  • Brent – Libraries given £4,000 Arts Council funding to promote reading among children – Harrow Times.  “Yesterday the library service was given the Arts Council funding for its Every Child a Reader, Every Child a Library Member project. The project sees the library service working with schools and teachers to give all children a library card. So far, 3,015 children from 12 schools have been signed up. The new funding will be used to sign up 12 more schools next year.”
  • Council to spend £5,000,000 on thousands of iPhones and iPads – Harrow Observer.  3,000 iPas and iPhones to be purchased for council staff. “the council says it will improve productivity and enable employees to work remotely.” … “The council is already using 200 iOS devices and hundreds of Blackberry phones which will now be phased out. It also has 3,000 desk phones and 1,000 mobiles, but in the new Civic Centre desk phones will be redundant. “.
  • Buckinghamshire – Village’s new community library is formally opened by speaker – Thame Gazette.  “The library will be one of 14 of its kind created around Bucks in which volunteers help shape the service to meet people’s needs. Thirty volunteers have offered their help and have been trained to staff library sessions, supported by two county council staff. Managing it are five residents who have become trustees of the now registered charity.”
  • Croydon – Awards £30m library deal to most expensive bidder – Inside Croydon.  “It is no coincidence that the organisation Croydon has plumped for to run the borough’s 13 libraries until 2021 is John Laing Integrated Services, a subsidiary of John Laing, the property firm that is building Croydon Council’s £150 million new headquarters building.” … “According to one source who has seen the outcome of the bid assessments, GLL offered the lowest tender price and also the best evaluation scores. John Laing Services offered the worst tender price – but will be announced by Croydon Council next week as the bid winner.”

“The libraries competitive tendering process was conducted with Wandsworth, lasted more than a year and cost Croydon Council Tax-payers at least £250,000. When first announced, Croydon justified the process by saying that having the libraries across two boroughs run by one outside business would help economies of scale and thus lower costs.

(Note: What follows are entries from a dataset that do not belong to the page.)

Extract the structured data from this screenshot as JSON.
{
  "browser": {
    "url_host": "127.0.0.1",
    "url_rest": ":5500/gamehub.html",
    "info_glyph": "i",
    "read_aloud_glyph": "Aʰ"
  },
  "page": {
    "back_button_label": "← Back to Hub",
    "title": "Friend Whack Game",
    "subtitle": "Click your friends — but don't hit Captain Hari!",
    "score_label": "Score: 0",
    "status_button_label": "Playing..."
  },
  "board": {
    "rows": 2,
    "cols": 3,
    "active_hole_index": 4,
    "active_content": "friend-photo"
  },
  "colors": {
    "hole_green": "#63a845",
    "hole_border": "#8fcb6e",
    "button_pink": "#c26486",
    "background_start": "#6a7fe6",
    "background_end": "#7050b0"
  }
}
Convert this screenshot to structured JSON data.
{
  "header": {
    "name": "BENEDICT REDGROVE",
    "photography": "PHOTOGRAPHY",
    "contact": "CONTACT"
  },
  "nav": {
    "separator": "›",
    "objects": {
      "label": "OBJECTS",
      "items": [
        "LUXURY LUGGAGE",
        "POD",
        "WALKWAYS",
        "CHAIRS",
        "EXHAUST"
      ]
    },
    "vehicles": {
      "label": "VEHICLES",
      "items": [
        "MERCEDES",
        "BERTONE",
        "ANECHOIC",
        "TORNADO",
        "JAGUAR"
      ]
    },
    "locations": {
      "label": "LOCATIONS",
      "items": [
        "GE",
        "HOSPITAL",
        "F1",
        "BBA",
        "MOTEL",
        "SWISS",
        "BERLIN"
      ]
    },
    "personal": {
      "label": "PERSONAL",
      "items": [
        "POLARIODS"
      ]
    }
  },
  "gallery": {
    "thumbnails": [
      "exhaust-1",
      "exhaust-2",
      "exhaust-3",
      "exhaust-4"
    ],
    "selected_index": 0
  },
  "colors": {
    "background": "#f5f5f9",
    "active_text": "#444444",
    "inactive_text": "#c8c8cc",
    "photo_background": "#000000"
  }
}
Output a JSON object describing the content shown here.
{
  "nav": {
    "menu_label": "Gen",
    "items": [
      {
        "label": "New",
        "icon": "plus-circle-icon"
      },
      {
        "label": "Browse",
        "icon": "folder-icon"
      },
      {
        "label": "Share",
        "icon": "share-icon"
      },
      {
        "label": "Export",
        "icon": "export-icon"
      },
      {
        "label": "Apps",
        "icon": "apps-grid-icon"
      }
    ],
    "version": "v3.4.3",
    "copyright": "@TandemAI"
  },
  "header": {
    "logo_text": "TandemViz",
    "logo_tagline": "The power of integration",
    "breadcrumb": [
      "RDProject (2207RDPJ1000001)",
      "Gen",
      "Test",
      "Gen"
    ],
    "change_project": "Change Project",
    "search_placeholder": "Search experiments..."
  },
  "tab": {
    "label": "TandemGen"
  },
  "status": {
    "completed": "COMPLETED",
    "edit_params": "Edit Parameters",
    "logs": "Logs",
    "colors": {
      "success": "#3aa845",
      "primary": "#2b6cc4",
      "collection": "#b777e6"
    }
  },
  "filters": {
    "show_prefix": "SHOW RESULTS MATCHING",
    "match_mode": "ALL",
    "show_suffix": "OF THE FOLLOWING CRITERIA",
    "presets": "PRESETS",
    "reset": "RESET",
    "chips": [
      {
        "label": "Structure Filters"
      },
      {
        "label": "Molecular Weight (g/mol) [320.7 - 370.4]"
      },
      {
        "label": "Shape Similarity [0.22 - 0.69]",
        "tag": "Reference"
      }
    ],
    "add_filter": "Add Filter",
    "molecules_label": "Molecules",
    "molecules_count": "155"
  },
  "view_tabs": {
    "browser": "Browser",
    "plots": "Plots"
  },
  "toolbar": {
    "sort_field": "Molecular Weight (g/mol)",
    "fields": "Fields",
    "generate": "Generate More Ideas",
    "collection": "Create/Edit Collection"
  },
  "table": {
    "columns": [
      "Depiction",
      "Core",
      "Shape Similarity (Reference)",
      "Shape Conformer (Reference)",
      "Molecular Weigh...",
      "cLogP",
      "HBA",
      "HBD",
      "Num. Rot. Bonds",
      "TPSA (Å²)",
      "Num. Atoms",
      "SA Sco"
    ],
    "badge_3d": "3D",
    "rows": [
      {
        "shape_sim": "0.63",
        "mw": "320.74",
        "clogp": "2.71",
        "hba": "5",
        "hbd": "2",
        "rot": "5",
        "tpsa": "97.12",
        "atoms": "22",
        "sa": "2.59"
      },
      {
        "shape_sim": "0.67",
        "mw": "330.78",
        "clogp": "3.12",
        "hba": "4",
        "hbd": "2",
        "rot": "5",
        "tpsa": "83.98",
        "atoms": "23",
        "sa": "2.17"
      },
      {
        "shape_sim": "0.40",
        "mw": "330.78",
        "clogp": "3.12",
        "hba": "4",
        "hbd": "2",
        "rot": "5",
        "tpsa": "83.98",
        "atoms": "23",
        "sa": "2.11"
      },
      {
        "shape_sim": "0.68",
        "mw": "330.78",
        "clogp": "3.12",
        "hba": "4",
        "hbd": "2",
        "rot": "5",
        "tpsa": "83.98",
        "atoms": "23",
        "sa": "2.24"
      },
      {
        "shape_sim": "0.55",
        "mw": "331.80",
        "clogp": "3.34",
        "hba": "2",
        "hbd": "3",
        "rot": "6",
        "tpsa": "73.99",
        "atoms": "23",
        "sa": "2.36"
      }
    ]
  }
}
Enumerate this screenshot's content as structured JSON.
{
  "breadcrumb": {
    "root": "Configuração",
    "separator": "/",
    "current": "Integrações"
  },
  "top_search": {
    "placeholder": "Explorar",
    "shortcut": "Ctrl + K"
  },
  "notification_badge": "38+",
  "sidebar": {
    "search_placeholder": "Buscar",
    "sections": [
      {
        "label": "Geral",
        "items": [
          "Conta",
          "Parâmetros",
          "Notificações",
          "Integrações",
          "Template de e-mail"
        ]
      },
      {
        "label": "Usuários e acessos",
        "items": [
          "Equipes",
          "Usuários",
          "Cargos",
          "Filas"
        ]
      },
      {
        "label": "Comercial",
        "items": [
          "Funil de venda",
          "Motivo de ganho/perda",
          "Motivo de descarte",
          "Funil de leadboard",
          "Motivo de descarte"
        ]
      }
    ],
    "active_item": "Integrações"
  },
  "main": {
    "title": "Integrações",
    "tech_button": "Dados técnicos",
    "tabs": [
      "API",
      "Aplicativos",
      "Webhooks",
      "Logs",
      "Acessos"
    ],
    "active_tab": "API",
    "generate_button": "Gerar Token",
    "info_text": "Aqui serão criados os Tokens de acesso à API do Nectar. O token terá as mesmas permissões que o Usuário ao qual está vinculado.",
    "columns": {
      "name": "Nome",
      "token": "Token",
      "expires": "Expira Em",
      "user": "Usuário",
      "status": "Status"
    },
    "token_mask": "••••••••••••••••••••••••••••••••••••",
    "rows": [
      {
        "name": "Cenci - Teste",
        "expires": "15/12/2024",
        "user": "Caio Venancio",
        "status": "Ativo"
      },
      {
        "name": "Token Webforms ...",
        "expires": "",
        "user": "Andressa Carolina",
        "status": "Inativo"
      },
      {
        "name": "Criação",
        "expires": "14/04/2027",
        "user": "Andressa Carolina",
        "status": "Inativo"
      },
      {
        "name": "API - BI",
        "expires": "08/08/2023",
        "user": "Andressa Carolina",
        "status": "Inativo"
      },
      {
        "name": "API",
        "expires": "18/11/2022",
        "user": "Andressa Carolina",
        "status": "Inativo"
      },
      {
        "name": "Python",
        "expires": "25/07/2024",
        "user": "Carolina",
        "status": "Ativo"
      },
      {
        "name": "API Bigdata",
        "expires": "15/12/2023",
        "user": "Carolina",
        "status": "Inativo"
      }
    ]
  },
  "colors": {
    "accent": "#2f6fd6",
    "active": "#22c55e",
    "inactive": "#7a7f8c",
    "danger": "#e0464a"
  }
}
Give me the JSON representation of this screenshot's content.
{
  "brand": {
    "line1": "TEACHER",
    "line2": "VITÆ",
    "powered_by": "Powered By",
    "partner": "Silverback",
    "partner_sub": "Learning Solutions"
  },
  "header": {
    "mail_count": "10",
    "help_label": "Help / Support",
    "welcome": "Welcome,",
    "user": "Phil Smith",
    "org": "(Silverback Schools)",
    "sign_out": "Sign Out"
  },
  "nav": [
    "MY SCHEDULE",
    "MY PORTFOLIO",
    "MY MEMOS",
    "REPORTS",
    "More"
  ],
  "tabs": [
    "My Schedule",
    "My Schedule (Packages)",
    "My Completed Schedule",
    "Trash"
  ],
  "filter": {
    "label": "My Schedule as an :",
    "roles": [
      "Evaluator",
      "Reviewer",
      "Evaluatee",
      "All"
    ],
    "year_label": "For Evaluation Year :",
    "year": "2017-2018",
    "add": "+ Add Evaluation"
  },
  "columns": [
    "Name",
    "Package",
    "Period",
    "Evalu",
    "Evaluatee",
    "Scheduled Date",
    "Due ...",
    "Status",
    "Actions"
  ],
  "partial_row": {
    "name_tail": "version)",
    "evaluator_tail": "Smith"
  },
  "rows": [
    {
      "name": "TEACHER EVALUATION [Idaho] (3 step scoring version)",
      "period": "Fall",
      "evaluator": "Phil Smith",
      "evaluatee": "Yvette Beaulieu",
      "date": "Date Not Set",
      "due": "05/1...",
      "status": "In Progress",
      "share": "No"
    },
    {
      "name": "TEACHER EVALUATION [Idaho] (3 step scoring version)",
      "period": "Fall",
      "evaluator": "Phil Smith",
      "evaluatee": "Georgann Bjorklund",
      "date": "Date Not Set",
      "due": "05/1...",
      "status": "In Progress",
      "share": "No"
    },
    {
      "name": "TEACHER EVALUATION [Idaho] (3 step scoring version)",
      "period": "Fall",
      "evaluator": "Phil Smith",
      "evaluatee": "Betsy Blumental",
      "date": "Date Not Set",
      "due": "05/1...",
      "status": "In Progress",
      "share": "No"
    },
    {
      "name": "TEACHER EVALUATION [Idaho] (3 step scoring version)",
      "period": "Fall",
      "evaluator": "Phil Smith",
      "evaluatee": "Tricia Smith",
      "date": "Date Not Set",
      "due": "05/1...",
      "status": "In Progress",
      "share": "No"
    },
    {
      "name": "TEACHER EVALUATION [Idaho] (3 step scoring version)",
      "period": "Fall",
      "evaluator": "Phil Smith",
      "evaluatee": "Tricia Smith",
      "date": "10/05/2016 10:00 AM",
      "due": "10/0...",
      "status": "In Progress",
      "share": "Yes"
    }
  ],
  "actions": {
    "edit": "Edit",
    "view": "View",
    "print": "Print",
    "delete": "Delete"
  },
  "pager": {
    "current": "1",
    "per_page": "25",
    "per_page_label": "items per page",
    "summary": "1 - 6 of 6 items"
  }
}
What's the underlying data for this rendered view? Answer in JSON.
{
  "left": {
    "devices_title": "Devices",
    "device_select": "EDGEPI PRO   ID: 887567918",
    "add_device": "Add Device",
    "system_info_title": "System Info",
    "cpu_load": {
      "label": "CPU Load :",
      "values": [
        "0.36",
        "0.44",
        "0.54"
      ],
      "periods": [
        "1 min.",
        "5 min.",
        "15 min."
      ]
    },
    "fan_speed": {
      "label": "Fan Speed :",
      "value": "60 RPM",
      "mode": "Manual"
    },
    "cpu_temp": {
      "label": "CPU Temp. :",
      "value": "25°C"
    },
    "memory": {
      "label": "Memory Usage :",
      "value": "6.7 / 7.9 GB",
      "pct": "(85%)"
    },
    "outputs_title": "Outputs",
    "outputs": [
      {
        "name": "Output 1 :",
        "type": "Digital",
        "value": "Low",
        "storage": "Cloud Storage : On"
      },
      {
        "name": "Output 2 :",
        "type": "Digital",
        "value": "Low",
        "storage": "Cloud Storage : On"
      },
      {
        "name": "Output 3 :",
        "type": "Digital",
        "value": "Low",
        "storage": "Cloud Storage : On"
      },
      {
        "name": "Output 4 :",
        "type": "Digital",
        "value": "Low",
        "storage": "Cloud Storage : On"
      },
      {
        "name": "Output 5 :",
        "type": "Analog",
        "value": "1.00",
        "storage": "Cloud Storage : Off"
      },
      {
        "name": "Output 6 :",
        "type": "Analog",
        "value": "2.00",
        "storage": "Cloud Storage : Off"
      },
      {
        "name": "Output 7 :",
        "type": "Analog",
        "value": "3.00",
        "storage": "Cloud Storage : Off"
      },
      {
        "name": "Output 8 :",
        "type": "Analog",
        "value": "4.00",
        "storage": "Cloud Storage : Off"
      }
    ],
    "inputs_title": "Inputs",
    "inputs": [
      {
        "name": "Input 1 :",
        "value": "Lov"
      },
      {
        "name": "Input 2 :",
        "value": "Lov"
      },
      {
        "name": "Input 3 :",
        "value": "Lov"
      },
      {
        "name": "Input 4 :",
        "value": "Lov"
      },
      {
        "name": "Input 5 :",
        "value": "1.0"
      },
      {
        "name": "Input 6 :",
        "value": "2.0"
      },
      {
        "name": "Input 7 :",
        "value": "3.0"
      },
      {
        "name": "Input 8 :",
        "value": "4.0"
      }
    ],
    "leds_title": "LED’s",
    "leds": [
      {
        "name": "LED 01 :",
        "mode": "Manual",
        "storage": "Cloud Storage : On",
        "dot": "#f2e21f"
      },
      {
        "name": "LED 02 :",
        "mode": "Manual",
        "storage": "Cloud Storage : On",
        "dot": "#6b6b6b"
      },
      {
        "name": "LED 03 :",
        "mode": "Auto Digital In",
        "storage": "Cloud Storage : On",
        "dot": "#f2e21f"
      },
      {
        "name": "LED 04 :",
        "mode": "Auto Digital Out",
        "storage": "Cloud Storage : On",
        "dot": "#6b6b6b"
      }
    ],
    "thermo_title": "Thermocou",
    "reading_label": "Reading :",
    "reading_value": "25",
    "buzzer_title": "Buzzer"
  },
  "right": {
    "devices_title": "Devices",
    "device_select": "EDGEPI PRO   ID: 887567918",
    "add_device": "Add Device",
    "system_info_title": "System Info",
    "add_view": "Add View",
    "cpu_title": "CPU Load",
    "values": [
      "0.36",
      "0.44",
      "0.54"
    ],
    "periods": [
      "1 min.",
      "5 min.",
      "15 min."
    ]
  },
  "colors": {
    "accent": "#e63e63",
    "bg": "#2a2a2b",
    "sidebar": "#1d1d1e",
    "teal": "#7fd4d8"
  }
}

Last night at Wandsworth Town Hall, the inner London Tory council announced that it had selected not-for-profit Greenwich Leisure Ltd to run its libraries on the basis that they offered the best financial terms and were also top of the three bidders in terms of management performance.”

  • Council to pick who will run the borough’s libraries– Croydon Guardian.  “The decision on who will run Croydon’s libraries is set to be made next week.”
  • Islington – Councillor rages over £100k library refurbishmentIslington Now.  “Liberal Democrat Tracy Ismail is furious that the money was allocated to the John Barnes Library on Camden Road as part of the Ward Improvement Plan without her knowledge.”
  • Leeds – North Leeds: Cash boost for villagers’ plans to save and improve library – Yorkshire Evening Post.  “Villagers battling to save their local library from closure have received a £10,000 boost for the project. Leeds City Council approved initial plans for a community-led takeover of Shadwell Library in May and the handover is set to be rubber-stamped in January. But renovations costing around £56,500 are needed to expand the library and provide community activities as well as funding improvements to heating, damp-proofing and security at the 199-year-old Grade II listed building. Now local councillors in North East Leeds have backed the villagers in their ambitious scheme, with a much-needed cash injection of £10,000.”
  • Sefton – Library closures would leave readers in Ainsdale too far from nearest service – Southport Visiter.  “… closure of libraries across our borough would lead to Ainsdale becoming one of few places in Sefton more than three miles from a library.” Ainsdale is also not declining in usage compared to other branches dropping [a massive] 21% overall.